(Dataset items)
_ _ _ _ _ _ _

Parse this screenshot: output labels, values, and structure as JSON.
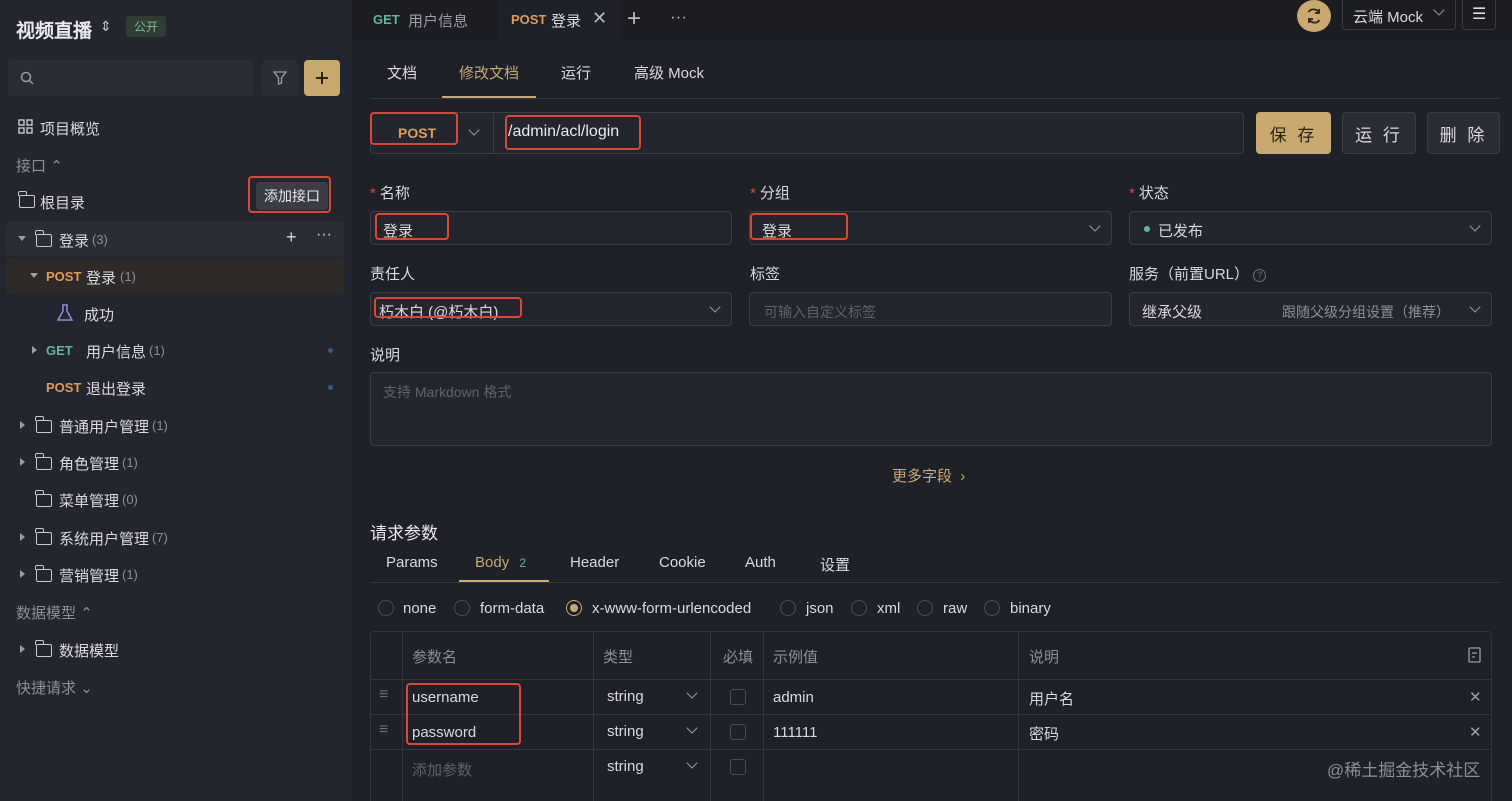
{
  "project": {
    "title": "视频直播",
    "badge": "公开"
  },
  "sidebar": {
    "overview": "项目概览",
    "interfaces_section": "接口",
    "tooltip": "添加接口",
    "root": "根目录",
    "tree": {
      "login_folder": {
        "label": "登录",
        "count": "(3)"
      },
      "post_login": {
        "method": "POST",
        "label": "登录",
        "count": "(1)"
      },
      "success": "成功",
      "get_userinfo": {
        "method": "GET",
        "label": "用户信息",
        "count": "(1)"
      },
      "post_logout": {
        "method": "POST",
        "label": "退出登录"
      },
      "folders": [
        {
          "label": "普通用户管理",
          "count": "(1)"
        },
        {
          "label": "角色管理",
          "count": "(1)"
        },
        {
          "label": "菜单管理",
          "count": "(0)"
        },
        {
          "label": "系统用户管理",
          "count": "(7)"
        },
        {
          "label": "营销管理",
          "count": "(1)"
        }
      ]
    },
    "models_section": "数据模型",
    "models_folder": "数据模型",
    "quick_section": "快捷请求"
  },
  "tabs": [
    {
      "method": "GET",
      "label": "用户信息"
    },
    {
      "method": "POST",
      "label": "登录"
    }
  ],
  "env": {
    "label": "云端 Mock"
  },
  "subtabs": [
    "文档",
    "修改文档",
    "运行",
    "高级 Mock"
  ],
  "request": {
    "method": "POST",
    "url": "/admin/acl/login",
    "save": "保 存",
    "run": "运 行",
    "delete": "删 除"
  },
  "form": {
    "name_label": "名称",
    "name_value": "登录",
    "group_label": "分组",
    "group_value": "登录",
    "status_label": "状态",
    "status_value": "已发布",
    "owner_label": "责任人",
    "owner_value": "朽木白 (@朽木白)",
    "tags_label": "标签",
    "tags_placeholder": "可输入自定义标签",
    "service_label": "服务（前置URL）",
    "service_value": "继承父级",
    "service_hint": "跟随父级分组设置（推荐）",
    "desc_label": "说明",
    "desc_placeholder": "支持 Markdown 格式",
    "more_fields": "更多字段"
  },
  "params": {
    "title": "请求参数",
    "tabs": [
      {
        "label": "Params"
      },
      {
        "label": "Body",
        "badge": "2"
      },
      {
        "label": "Header"
      },
      {
        "label": "Cookie"
      },
      {
        "label": "Auth"
      },
      {
        "label": "设置"
      }
    ],
    "body_types": [
      "none",
      "form-data",
      "x-www-form-urlencoded",
      "json",
      "xml",
      "raw",
      "binary"
    ],
    "selected_body_type": "x-www-form-urlencoded",
    "columns": [
      "参数名",
      "类型",
      "必填",
      "示例值",
      "说明"
    ],
    "rows": [
      {
        "name": "username",
        "type": "string",
        "example": "admin",
        "desc": "用户名"
      },
      {
        "name": "password",
        "type": "string",
        "example": "111111",
        "desc": "密码"
      }
    ],
    "add_placeholder": "添加参数",
    "add_type": "string"
  },
  "watermark": "@稀土掘金技术社区",
  "colors": {
    "accent": "#c9a96e",
    "post": "#e49a52",
    "get": "#5fb79a",
    "highlight": "#e2452f"
  }
}
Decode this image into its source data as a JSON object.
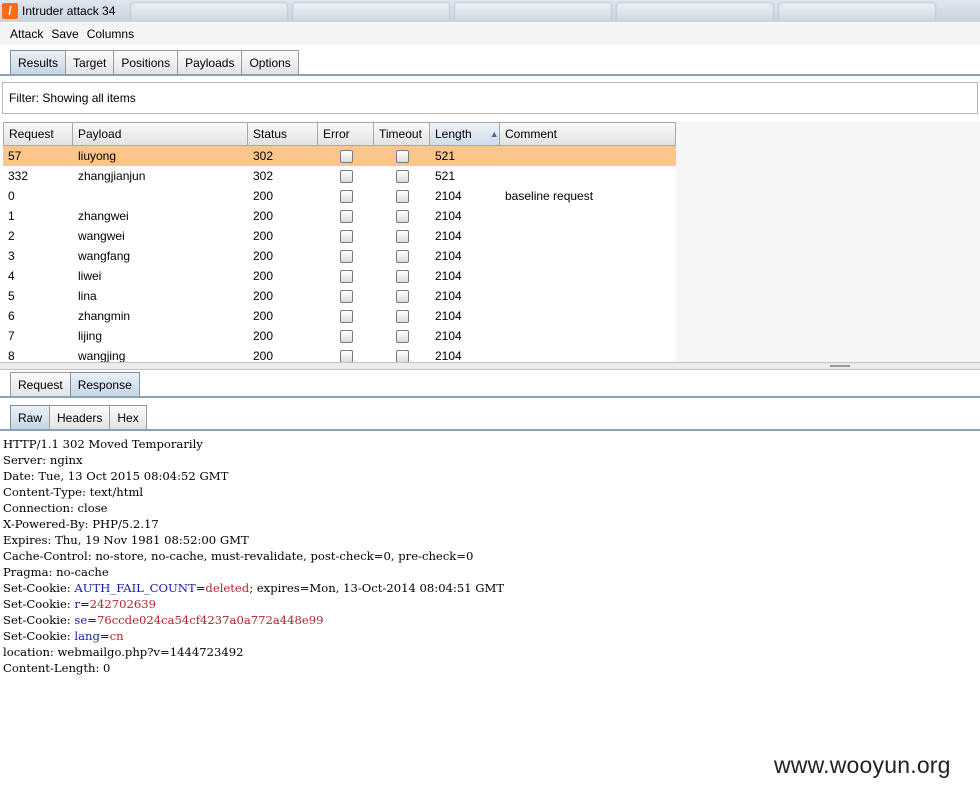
{
  "window": {
    "title": "Intruder attack 34",
    "icon_letter": "/"
  },
  "menu": [
    "Attack",
    "Save",
    "Columns"
  ],
  "main_tabs": [
    {
      "label": "Results",
      "active": true
    },
    {
      "label": "Target",
      "active": false
    },
    {
      "label": "Positions",
      "active": false
    },
    {
      "label": "Payloads",
      "active": false
    },
    {
      "label": "Options",
      "active": false
    }
  ],
  "filter": {
    "text": "Filter: Showing all items"
  },
  "table": {
    "columns": [
      "Request",
      "Payload",
      "Status",
      "Error",
      "Timeout",
      "Length",
      "Comment"
    ],
    "sorted_column": "Length",
    "rows": [
      {
        "request": "57",
        "payload": "liuyong",
        "status": "302",
        "length": "521",
        "comment": "",
        "selected": true
      },
      {
        "request": "332",
        "payload": "zhangjianjun",
        "status": "302",
        "length": "521",
        "comment": ""
      },
      {
        "request": "0",
        "payload": "",
        "status": "200",
        "length": "2104",
        "comment": "baseline request"
      },
      {
        "request": "1",
        "payload": "zhangwei",
        "status": "200",
        "length": "2104",
        "comment": ""
      },
      {
        "request": "2",
        "payload": "wangwei",
        "status": "200",
        "length": "2104",
        "comment": ""
      },
      {
        "request": "3",
        "payload": "wangfang",
        "status": "200",
        "length": "2104",
        "comment": ""
      },
      {
        "request": "4",
        "payload": "liwei",
        "status": "200",
        "length": "2104",
        "comment": ""
      },
      {
        "request": "5",
        "payload": "lina",
        "status": "200",
        "length": "2104",
        "comment": ""
      },
      {
        "request": "6",
        "payload": "zhangmin",
        "status": "200",
        "length": "2104",
        "comment": ""
      },
      {
        "request": "7",
        "payload": "lijing",
        "status": "200",
        "length": "2104",
        "comment": ""
      },
      {
        "request": "8",
        "payload": "wangjing",
        "status": "200",
        "length": "2104",
        "comment": ""
      }
    ]
  },
  "req_resp_tabs": [
    {
      "label": "Request",
      "active": false
    },
    {
      "label": "Response",
      "active": true
    }
  ],
  "view_tabs": [
    {
      "label": "Raw",
      "active": true
    },
    {
      "label": "Headers",
      "active": false
    },
    {
      "label": "Hex",
      "active": false
    }
  ],
  "response": {
    "lines": [
      "HTTP/1.1 302 Moved Temporarily",
      "Server: nginx",
      "Date: Tue, 13 Oct 2015 08:04:52 GMT",
      "Content-Type: text/html",
      "Connection: close",
      "X-Powered-By: PHP/5.2.17",
      "Expires: Thu, 19 Nov 1981 08:52:00 GMT",
      "Cache-Control: no-store, no-cache, must-revalidate, post-check=0, pre-check=0",
      "Pragma: no-cache"
    ],
    "cookies": [
      {
        "prefix": "Set-Cookie: ",
        "name": "AUTH_FAIL_COUNT",
        "eq": "=",
        "value": "deleted",
        "rest": "; expires=Mon, 13-Oct-2014 08:04:51 GMT"
      },
      {
        "prefix": "Set-Cookie: ",
        "name": "r",
        "eq": "=",
        "value": "242702639",
        "rest": ""
      },
      {
        "prefix": "Set-Cookie: ",
        "name": "se",
        "eq": "=",
        "value": "76ccde024ca54cf4237a0a772a448e99",
        "rest": ""
      },
      {
        "prefix": "Set-Cookie: ",
        "name": "lang",
        "eq": "=",
        "value": "cn",
        "rest": ""
      }
    ],
    "tail_lines": [
      "location: webmailgo.php?v=1444723492",
      "Content-Length: 0"
    ]
  },
  "watermark": "www.wooyun.org",
  "colors": {
    "selected_row": "#fbc68a",
    "cookie_name": "#1a1aa6",
    "cookie_value": "#b0252a",
    "app_icon": "#ff6a13"
  }
}
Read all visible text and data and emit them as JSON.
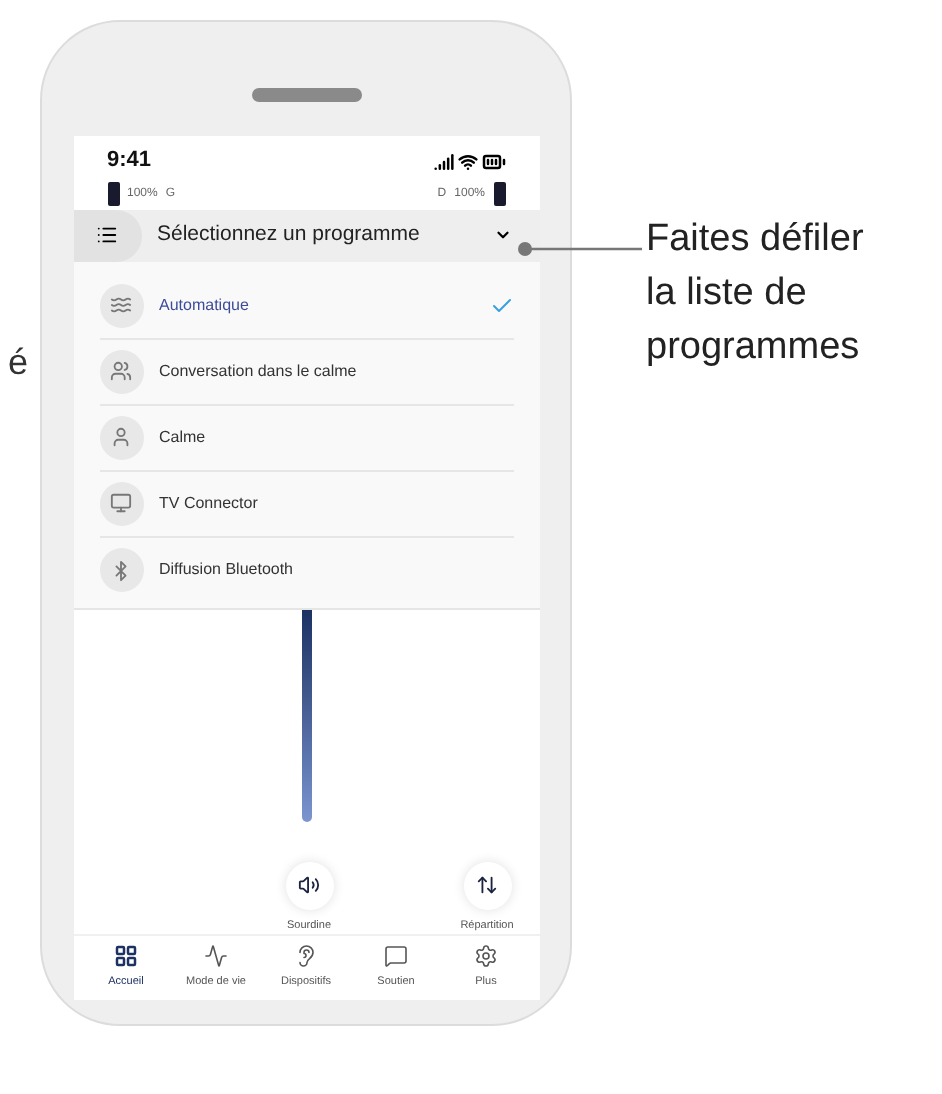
{
  "edge_text": "é",
  "status_bar": {
    "time": "9:41"
  },
  "batteries": {
    "left": {
      "percent": "100%",
      "side": "G"
    },
    "right": {
      "side": "D",
      "percent": "100%"
    }
  },
  "program_selector": {
    "title": "Sélectionnez un programme",
    "expanded": true
  },
  "programs": [
    {
      "label": "Automatique",
      "selected": true,
      "kind": "auto"
    },
    {
      "label": "Conversation dans le calme",
      "selected": false,
      "kind": "conversation"
    },
    {
      "label": "Calme",
      "selected": false,
      "kind": "calm"
    },
    {
      "label": "TV Connector",
      "selected": false,
      "kind": "tv"
    },
    {
      "label": "Diffusion Bluetooth",
      "selected": false,
      "kind": "bluetooth"
    }
  ],
  "actions": [
    {
      "label": "Sourdine",
      "kind": "mute"
    },
    {
      "label": "Répartition",
      "kind": "balance"
    }
  ],
  "nav": [
    {
      "label": "Accueil",
      "selected": true,
      "kind": "home"
    },
    {
      "label": "Mode de vie",
      "selected": false,
      "kind": "activity"
    },
    {
      "label": "Dispositifs",
      "selected": false,
      "kind": "devices"
    },
    {
      "label": "Soutien",
      "selected": false,
      "kind": "support"
    },
    {
      "label": "Plus",
      "selected": false,
      "kind": "more"
    }
  ],
  "callout": {
    "lines": [
      "Faites défiler",
      "la liste de",
      "programmes"
    ]
  }
}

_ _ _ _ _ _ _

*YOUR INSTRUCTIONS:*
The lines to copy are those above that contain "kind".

*WRITTEN REPLY:*
      "kind": "auto"
      "kind": "conversation"
      "kind": "calm"
      "kind": "tv"
      "kind": "bluetooth"
      "kind": "mute"
      "kind": "balance"
      "kind": "home"
      "kind": "activity"
      "kind": "devices"
      "kind": "support"
      "kind": "more"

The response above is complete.